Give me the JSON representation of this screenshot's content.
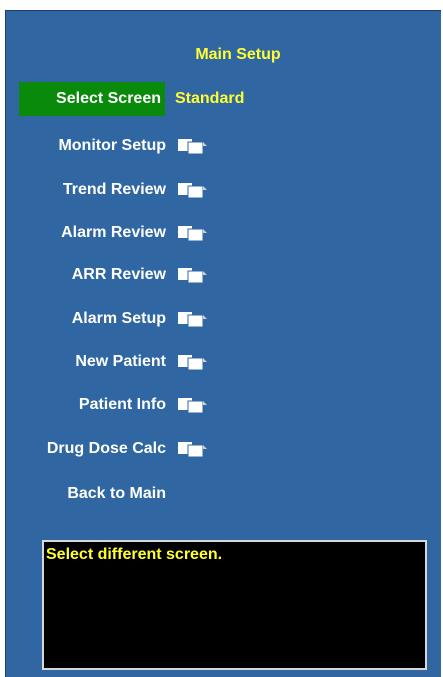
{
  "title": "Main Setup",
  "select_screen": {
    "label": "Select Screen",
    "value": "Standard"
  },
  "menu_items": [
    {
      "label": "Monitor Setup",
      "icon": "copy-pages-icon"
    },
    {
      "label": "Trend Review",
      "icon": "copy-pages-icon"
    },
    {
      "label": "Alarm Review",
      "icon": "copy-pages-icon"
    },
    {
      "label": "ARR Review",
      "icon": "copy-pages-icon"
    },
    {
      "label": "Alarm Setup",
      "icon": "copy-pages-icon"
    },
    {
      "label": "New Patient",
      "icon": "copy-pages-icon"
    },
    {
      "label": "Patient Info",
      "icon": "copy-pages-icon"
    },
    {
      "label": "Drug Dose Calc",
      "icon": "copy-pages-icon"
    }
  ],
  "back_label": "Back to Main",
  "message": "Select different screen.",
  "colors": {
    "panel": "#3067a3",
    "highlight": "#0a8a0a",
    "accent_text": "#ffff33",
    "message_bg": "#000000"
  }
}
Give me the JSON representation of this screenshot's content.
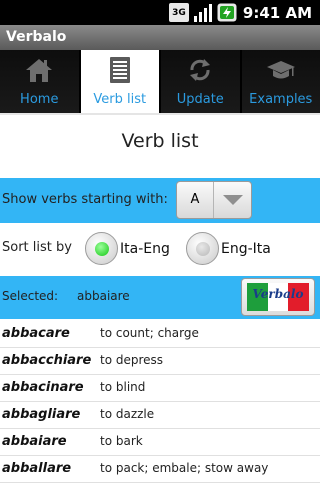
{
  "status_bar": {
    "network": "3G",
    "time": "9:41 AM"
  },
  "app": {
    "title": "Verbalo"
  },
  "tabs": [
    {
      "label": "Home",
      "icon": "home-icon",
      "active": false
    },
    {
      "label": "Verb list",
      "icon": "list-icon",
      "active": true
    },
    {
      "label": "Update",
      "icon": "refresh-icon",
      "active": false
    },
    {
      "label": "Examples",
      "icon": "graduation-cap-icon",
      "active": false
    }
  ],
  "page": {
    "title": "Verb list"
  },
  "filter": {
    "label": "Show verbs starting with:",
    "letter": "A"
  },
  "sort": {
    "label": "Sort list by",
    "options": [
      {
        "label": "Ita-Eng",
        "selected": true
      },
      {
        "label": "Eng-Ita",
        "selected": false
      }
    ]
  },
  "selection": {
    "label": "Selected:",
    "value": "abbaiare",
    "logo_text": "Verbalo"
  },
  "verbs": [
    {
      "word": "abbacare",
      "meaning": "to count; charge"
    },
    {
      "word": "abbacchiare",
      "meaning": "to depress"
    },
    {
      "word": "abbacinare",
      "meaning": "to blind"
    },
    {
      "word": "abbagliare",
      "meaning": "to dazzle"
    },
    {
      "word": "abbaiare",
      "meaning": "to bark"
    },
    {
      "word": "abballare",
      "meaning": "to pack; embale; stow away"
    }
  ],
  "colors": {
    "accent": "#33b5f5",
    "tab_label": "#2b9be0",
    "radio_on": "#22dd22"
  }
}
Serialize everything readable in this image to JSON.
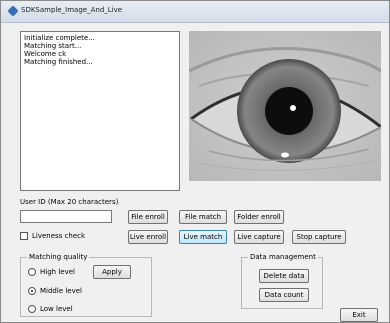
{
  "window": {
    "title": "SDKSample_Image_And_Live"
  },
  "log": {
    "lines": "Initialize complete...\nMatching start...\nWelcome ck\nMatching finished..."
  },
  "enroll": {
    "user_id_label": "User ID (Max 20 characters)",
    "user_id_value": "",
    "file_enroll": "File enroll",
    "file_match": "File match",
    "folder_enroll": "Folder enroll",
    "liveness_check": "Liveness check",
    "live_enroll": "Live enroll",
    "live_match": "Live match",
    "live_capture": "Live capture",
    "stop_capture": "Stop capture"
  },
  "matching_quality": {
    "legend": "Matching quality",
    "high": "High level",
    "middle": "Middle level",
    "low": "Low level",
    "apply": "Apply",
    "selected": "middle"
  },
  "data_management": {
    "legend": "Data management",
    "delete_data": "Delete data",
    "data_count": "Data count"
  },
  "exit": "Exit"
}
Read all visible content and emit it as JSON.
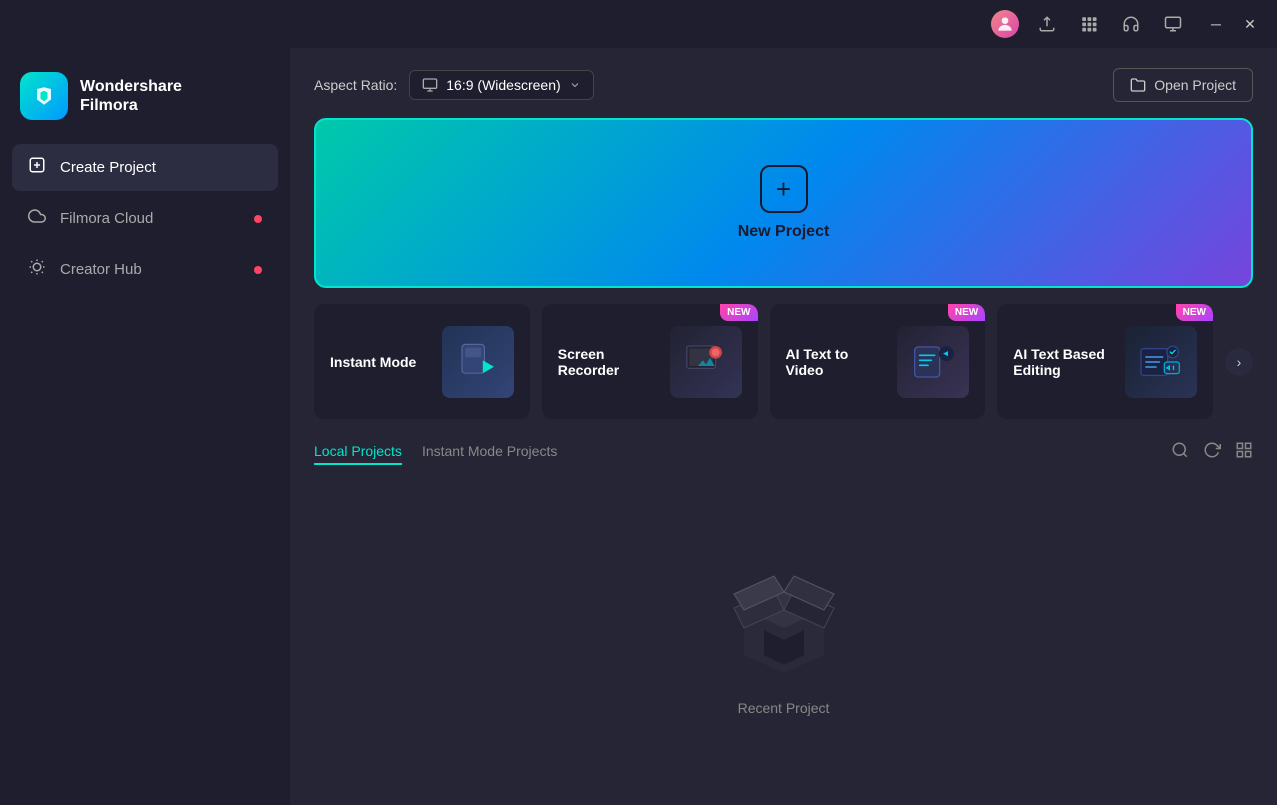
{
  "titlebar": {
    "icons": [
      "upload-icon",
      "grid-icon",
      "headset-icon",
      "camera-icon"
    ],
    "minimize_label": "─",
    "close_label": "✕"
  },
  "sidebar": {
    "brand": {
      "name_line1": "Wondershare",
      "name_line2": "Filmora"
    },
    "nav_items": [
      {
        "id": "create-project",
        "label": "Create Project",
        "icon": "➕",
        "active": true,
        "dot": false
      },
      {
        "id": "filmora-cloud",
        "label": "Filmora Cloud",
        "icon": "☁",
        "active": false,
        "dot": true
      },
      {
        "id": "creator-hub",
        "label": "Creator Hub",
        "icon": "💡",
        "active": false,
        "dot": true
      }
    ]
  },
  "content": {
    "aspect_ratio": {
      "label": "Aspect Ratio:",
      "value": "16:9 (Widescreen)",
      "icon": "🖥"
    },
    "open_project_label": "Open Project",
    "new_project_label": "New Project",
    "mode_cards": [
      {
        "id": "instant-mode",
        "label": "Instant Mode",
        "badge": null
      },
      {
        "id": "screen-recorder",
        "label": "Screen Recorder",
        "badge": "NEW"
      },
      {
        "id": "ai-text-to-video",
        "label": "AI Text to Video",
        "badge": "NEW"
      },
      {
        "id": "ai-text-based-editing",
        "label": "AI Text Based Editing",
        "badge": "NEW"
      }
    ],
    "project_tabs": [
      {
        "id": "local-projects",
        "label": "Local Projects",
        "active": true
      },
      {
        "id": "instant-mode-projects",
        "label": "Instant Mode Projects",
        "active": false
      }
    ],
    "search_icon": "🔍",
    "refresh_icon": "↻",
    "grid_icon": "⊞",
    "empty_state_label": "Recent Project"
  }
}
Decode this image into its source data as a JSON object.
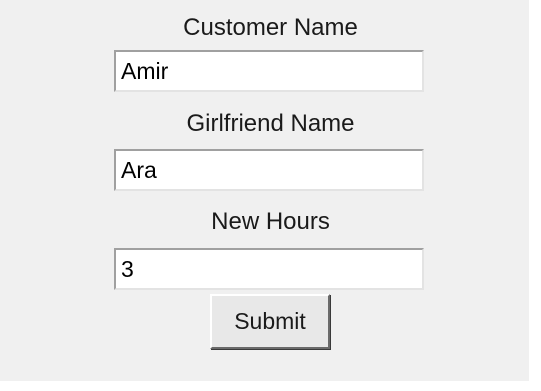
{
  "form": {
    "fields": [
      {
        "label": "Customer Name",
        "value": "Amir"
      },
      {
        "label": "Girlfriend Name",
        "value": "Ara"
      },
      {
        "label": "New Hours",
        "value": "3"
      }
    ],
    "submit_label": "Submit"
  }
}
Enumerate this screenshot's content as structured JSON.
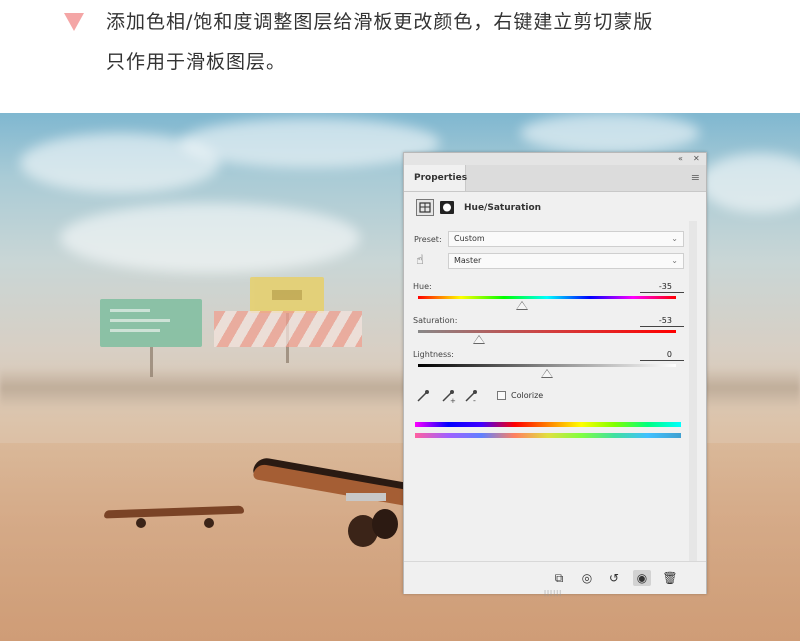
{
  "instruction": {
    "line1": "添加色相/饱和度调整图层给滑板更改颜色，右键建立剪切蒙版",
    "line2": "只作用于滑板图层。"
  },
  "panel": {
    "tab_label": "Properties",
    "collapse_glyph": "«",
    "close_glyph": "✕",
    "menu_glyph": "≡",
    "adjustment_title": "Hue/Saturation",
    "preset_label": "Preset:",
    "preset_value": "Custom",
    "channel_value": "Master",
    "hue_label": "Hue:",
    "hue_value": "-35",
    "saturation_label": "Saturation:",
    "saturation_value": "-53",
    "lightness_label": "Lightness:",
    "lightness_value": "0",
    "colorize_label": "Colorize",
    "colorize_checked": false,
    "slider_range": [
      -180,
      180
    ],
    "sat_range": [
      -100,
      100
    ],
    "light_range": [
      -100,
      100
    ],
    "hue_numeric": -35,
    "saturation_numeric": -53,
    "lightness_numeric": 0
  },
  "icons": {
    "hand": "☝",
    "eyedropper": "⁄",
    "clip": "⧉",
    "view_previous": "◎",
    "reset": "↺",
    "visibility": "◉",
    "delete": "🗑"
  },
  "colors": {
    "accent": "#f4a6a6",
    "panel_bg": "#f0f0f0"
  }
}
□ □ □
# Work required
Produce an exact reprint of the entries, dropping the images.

# Solution
Give me the JSON representation of this screenshot's content.
{
  "title": "Main Setup",
  "select_screen": {
    "label": "Select Screen",
    "value": "Standard"
  },
  "menu_items": [
    {
      "label": "Monitor Setup",
      "icon": "copy-pages-icon"
    },
    {
      "label": "Trend Review",
      "icon": "copy-pages-icon"
    },
    {
      "label": "Alarm Review",
      "icon": "copy-pages-icon"
    },
    {
      "label": "ARR Review",
      "icon": "copy-pages-icon"
    },
    {
      "label": "Alarm Setup",
      "icon": "copy-pages-icon"
    },
    {
      "label": "New Patient",
      "icon": "copy-pages-icon"
    },
    {
      "label": "Patient Info",
      "icon": "copy-pages-icon"
    },
    {
      "label": "Drug Dose Calc",
      "icon": "copy-pages-icon"
    }
  ],
  "back_label": "Back to Main",
  "message": "Select different screen.",
  "colors": {
    "panel": "#3067a3",
    "highlight": "#0a8a0a",
    "accent_text": "#ffff33",
    "message_bg": "#000000"
  }
}
Give me the JSON representation of this screenshot's content.
{
  "status_bar": {
    "network": "3G",
    "time": "9:41 AM"
  },
  "app": {
    "title": "Verbalo"
  },
  "tabs": [
    {
      "label": "Home",
      "icon": "home-icon",
      "active": false
    },
    {
      "label": "Verb list",
      "icon": "list-icon",
      "active": true
    },
    {
      "label": "Update",
      "icon": "refresh-icon",
      "active": false
    },
    {
      "label": "Examples",
      "icon": "graduation-cap-icon",
      "active": false
    }
  ],
  "page": {
    "title": "Verb list"
  },
  "filter": {
    "label": "Show verbs starting with:",
    "letter": "A"
  },
  "sort": {
    "label": "Sort list by",
    "options": [
      {
        "label": "Ita-Eng",
        "selected": true
      },
      {
        "label": "Eng-Ita",
        "selected": false
      }
    ]
  },
  "selection": {
    "label": "Selected:",
    "value": "abbaiare",
    "logo_text": "Verbalo"
  },
  "verbs": [
    {
      "word": "abbacare",
      "meaning": "to count; charge"
    },
    {
      "word": "abbacchiare",
      "meaning": "to depress"
    },
    {
      "word": "abbacinare",
      "meaning": "to blind"
    },
    {
      "word": "abbagliare",
      "meaning": "to dazzle"
    },
    {
      "word": "abbaiare",
      "meaning": "to bark"
    },
    {
      "word": "abballare",
      "meaning": "to pack; embale; stow away"
    }
  ],
  "colors": {
    "accent": "#33b5f5",
    "tab_label": "#2b9be0",
    "radio_on": "#22dd22"
  }
}
Serialize everything readable in this image to JSON.
{
  "window": {
    "title": "SDKSample_Image_And_Live"
  },
  "log": {
    "lines": "Initialize complete...\nMatching start...\nWelcome ck\nMatching finished..."
  },
  "enroll": {
    "user_id_label": "User ID (Max 20 characters)",
    "user_id_value": "",
    "file_enroll": "File enroll",
    "file_match": "File match",
    "folder_enroll": "Folder enroll",
    "liveness_check": "Liveness check",
    "live_enroll": "Live enroll",
    "live_match": "Live match",
    "live_capture": "Live capture",
    "stop_capture": "Stop capture"
  },
  "matching_quality": {
    "legend": "Matching quality",
    "high": "High level",
    "middle": "Middle level",
    "low": "Low level",
    "apply": "Apply",
    "selected": "middle"
  },
  "data_management": {
    "legend": "Data management",
    "delete_data": "Delete data",
    "data_count": "Data count"
  },
  "exit": "Exit"
}
Read all visible content and emit it as JSON.
{
  "titlebar": {
    "icons": [
      "upload-icon",
      "grid-icon",
      "headset-icon",
      "camera-icon"
    ],
    "minimize_label": "─",
    "close_label": "✕"
  },
  "sidebar": {
    "brand": {
      "name_line1": "Wondershare",
      "name_line2": "Filmora"
    },
    "nav_items": [
      {
        "id": "create-project",
        "label": "Create Project",
        "icon": "➕",
        "active": true,
        "dot": false
      },
      {
        "id": "filmora-cloud",
        "label": "Filmora Cloud",
        "icon": "☁",
        "active": false,
        "dot": true
      },
      {
        "id": "creator-hub",
        "label": "Creator Hub",
        "icon": "💡",
        "active": false,
        "dot": true
      }
    ]
  },
  "content": {
    "aspect_ratio": {
      "label": "Aspect Ratio:",
      "value": "16:9 (Widescreen)",
      "icon": "🖥"
    },
    "open_project_label": "Open Project",
    "new_project_label": "New Project",
    "mode_cards": [
      {
        "id": "instant-mode",
        "label": "Instant Mode",
        "badge": null
      },
      {
        "id": "screen-recorder",
        "label": "Screen Recorder",
        "badge": "NEW"
      },
      {
        "id": "ai-text-to-video",
        "label": "AI Text to Video",
        "badge": "NEW"
      },
      {
        "id": "ai-text-based-editing",
        "label": "AI Text Based Editing",
        "badge": "NEW"
      }
    ],
    "project_tabs": [
      {
        "id": "local-projects",
        "label": "Local Projects",
        "active": true
      },
      {
        "id": "instant-mode-projects",
        "label": "Instant Mode Projects",
        "active": false
      }
    ],
    "search_icon": "🔍",
    "refresh_icon": "↻",
    "grid_icon": "⊞",
    "empty_state_label": "Recent Project"
  }
}
Decode this image into its source data as a JSON object.
{
  "form": {
    "fields": [
      {
        "label": "Customer Name",
        "value": "Amir"
      },
      {
        "label": "Girlfriend Name",
        "value": "Ara"
      },
      {
        "label": "New Hours",
        "value": "3"
      }
    ],
    "submit_label": "Submit"
  }
}
Enumerate this screenshot's content as structured JSON.
{
  "instruction": {
    "line1": "添加色相/饱和度调整图层给滑板更改颜色，右键建立剪切蒙版",
    "line2": "只作用于滑板图层。"
  },
  "panel": {
    "tab_label": "Properties",
    "collapse_glyph": "«",
    "close_glyph": "✕",
    "menu_glyph": "≡",
    "adjustment_title": "Hue/Saturation",
    "preset_label": "Preset:",
    "preset_value": "Custom",
    "channel_value": "Master",
    "hue_label": "Hue:",
    "hue_value": "-35",
    "saturation_label": "Saturation:",
    "saturation_value": "-53",
    "lightness_label": "Lightness:",
    "lightness_value": "0",
    "colorize_label": "Colorize",
    "colorize_checked": false,
    "slider_range": [
      -180,
      180
    ],
    "sat_range": [
      -100,
      100
    ],
    "light_range": [
      -100,
      100
    ],
    "hue_numeric": -35,
    "saturation_numeric": -53,
    "lightness_numeric": 0
  },
  "icons": {
    "hand": "☝",
    "eyedropper": "⁄",
    "clip": "⧉",
    "view_previous": "◎",
    "reset": "↺",
    "visibility": "◉",
    "delete": "🗑"
  },
  "colors": {
    "accent": "#f4a6a6",
    "panel_bg": "#f0f0f0"
  }
}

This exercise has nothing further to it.